She didn’t tell anyone that Hollywood Records, owned by Disney and home to stars Hilary Duff and Raven Simone, bought her computer and production equipment so she could post simple videos to YouTube.
She kept quiet that Disney paid for polished studio recordings, featured on her MySpace page. On that page, under “Record label,” she specified “none.”
When she appeared on radio stations in Los Angeles and on NBC’s “Last Call with Carson Daly,” she played the naïf. “I just did this YouTube video two months ago and never, ever imagined that it actually get me on TV or radio or anything like that,” she said. “I just did it in my living room…” These appearances were actually booked through Hollywood Records. The hosts played along with the myth of discovering her online. Daly actually said, “I don’t think we need a television show to find talent in America. We have the Internet.”
Digby’s campaign was outed in a page-one Wall St. Journal article, which noted that she’s been under contract with Hollywood Records since 2005, 18 months before appearing on YouTube. Her videos there have been viewed more than 2.3 million times.
She says she sees nothing wrong with this chain of events. Her label says it’s just “laying the groundwork” for the eventual release of a CD.
While there’s nothing wrong with being ambitious, it is wrong to be a liar.
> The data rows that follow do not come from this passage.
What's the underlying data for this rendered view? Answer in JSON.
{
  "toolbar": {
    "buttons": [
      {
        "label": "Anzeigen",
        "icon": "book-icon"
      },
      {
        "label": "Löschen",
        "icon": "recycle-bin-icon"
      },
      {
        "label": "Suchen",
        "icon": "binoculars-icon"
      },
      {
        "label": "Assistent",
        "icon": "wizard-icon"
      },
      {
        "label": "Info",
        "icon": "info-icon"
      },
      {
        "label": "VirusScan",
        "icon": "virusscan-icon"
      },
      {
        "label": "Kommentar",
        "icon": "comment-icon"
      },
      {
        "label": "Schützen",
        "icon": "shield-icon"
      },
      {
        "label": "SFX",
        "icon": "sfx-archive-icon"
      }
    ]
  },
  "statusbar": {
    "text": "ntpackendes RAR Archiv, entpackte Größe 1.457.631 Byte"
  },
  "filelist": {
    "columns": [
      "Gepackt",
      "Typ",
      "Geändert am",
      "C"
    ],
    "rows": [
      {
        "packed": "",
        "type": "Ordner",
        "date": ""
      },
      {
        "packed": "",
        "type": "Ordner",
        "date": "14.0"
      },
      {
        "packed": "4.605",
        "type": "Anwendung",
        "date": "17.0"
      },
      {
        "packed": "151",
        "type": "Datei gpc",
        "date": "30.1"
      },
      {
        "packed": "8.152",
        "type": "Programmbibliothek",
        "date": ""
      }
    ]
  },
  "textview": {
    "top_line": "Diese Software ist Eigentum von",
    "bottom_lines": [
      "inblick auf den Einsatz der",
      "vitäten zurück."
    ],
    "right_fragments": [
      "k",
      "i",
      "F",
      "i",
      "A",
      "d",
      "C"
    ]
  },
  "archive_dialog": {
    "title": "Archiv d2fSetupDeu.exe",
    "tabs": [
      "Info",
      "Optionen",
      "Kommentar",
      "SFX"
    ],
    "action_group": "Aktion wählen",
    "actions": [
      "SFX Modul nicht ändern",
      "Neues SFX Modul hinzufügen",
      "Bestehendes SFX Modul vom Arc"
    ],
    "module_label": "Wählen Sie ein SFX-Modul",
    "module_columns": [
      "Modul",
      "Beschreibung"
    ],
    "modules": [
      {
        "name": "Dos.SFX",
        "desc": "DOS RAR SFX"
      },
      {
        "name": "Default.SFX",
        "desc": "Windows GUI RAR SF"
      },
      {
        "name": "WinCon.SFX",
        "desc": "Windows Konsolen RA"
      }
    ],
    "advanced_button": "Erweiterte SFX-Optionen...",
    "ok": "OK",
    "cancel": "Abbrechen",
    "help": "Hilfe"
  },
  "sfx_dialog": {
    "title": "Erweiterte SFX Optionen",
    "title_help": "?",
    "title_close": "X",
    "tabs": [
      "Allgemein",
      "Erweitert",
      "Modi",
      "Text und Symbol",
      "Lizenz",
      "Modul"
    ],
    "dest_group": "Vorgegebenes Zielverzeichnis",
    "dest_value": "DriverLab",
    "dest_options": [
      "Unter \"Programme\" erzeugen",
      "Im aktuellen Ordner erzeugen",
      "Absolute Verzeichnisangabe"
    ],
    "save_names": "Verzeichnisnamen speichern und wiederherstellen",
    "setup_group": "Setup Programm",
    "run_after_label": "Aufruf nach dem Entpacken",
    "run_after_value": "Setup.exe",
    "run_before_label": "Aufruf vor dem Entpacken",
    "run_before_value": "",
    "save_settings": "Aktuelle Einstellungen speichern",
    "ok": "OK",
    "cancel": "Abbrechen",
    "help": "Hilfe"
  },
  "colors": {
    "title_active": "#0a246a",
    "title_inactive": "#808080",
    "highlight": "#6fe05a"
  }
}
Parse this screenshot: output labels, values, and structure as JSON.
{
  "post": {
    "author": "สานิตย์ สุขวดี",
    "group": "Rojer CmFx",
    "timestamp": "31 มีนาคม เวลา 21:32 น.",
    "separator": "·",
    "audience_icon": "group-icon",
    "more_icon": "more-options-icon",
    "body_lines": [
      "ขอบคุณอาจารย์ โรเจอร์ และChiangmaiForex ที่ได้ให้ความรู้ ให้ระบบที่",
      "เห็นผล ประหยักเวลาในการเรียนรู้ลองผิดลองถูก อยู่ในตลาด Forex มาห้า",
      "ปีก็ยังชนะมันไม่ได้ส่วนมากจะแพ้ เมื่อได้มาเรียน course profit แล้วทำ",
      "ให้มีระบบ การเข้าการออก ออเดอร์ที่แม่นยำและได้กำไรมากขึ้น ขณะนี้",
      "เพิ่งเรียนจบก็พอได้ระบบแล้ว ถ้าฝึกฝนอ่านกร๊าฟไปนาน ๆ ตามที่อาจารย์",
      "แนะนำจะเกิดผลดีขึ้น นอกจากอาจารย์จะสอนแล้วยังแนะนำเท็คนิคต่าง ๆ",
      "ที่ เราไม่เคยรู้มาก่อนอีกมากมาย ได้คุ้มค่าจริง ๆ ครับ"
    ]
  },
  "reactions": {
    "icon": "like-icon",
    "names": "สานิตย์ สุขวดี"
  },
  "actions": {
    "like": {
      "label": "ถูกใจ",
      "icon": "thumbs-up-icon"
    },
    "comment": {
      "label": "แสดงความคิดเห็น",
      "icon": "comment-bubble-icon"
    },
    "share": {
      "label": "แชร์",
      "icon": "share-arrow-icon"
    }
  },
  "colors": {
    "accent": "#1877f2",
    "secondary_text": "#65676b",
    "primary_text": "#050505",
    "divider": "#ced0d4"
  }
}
It’s also unethical public relations practice, according to the Public Relations Society of America. The core principle is that “open communication fosters informed decision making in a democratic society.” Ethical public relations practitioners avoid deceptive practices, identify who they’re working for and work to build trust as they advance their causes.
In the trade, Digby’s campaign is called “Astroturf” because, while it looks like a genuine grassroots campaign, it’s as fake as the turf in a domed stadium.
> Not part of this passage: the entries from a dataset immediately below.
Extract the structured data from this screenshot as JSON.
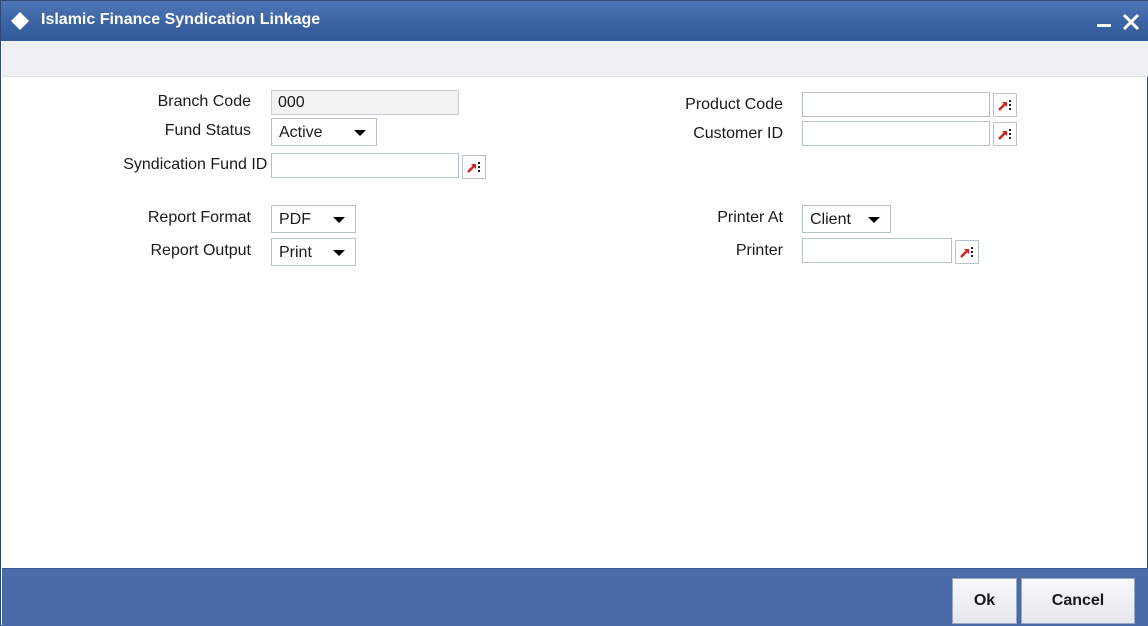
{
  "window": {
    "title": "Islamic Finance Syndication Linkage"
  },
  "form": {
    "branch_code": {
      "label": "Branch Code",
      "value": "000"
    },
    "fund_status": {
      "label": "Fund Status",
      "value": "Active"
    },
    "syndication_fund_id": {
      "label": "Syndication Fund ID",
      "required_marker": "*",
      "value": ""
    },
    "product_code": {
      "label": "Product Code",
      "value": ""
    },
    "customer_id": {
      "label": "Customer ID",
      "value": ""
    },
    "report_format": {
      "label": "Report Format",
      "value": "PDF"
    },
    "report_output": {
      "label": "Report Output",
      "value": "Print"
    },
    "printer_at": {
      "label": "Printer At",
      "value": "Client"
    },
    "printer": {
      "label": "Printer",
      "value": ""
    }
  },
  "footer": {
    "ok_label": "Ok",
    "cancel_label": "Cancel"
  },
  "icons": {
    "title": "diamond-icon",
    "lov": "list-of-values-icon",
    "minimize": "minimize-icon",
    "close": "close-icon",
    "dropdown": "chevron-down-icon"
  },
  "colors": {
    "titlebar": "#3b63a3",
    "footer": "#4a6aa8",
    "required": "#cc1111",
    "lov_arrow": "#d62020"
  }
}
A record label’s deceptive public relations campaign may not be important in your world. But change “recording artists” into “candidates for political office,” and you’ve got something to think about.
In 1644, John Milton asked this question: “Let her and Falsehood grapple; who ever knew Truth put to the worse in a free and open encounter?”
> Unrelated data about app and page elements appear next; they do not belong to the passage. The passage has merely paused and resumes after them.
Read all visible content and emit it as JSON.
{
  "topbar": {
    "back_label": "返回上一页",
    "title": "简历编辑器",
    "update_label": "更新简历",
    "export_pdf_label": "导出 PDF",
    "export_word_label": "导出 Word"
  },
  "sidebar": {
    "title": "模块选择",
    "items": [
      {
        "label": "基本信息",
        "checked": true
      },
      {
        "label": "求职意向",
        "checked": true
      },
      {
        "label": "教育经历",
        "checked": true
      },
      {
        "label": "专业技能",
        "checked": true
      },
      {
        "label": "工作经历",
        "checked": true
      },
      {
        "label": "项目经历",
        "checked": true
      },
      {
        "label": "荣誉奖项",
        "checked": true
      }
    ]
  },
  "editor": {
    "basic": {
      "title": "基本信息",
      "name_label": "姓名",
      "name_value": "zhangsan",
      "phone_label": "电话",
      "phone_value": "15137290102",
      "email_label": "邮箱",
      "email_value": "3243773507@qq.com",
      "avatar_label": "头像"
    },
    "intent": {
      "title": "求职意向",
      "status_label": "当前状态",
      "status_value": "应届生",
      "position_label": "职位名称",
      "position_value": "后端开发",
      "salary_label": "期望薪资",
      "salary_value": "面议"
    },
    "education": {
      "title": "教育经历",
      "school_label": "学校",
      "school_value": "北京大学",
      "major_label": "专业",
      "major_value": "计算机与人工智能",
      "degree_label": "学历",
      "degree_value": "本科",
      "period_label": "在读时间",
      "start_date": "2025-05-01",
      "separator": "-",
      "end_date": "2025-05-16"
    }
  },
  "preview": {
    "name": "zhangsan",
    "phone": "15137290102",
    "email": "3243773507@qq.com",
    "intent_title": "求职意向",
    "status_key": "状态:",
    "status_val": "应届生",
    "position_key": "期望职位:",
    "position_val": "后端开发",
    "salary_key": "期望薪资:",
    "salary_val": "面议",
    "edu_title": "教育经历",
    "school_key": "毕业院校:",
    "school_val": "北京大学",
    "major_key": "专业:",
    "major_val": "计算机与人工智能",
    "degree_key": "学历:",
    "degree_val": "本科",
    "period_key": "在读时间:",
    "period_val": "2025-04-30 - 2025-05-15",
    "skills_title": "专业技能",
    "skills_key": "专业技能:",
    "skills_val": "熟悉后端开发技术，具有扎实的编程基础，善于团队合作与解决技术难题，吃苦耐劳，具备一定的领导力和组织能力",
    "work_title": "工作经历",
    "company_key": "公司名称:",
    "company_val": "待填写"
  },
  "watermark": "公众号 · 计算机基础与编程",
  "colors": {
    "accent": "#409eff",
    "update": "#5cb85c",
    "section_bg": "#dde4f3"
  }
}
Our challenge today, with so much information raining down upon us, is to preserve the “free and open encounter.” Will we get it from the bloggers, MySpace or YouTube?
Think about that when you hear Marié Digby’s new single come on the radio.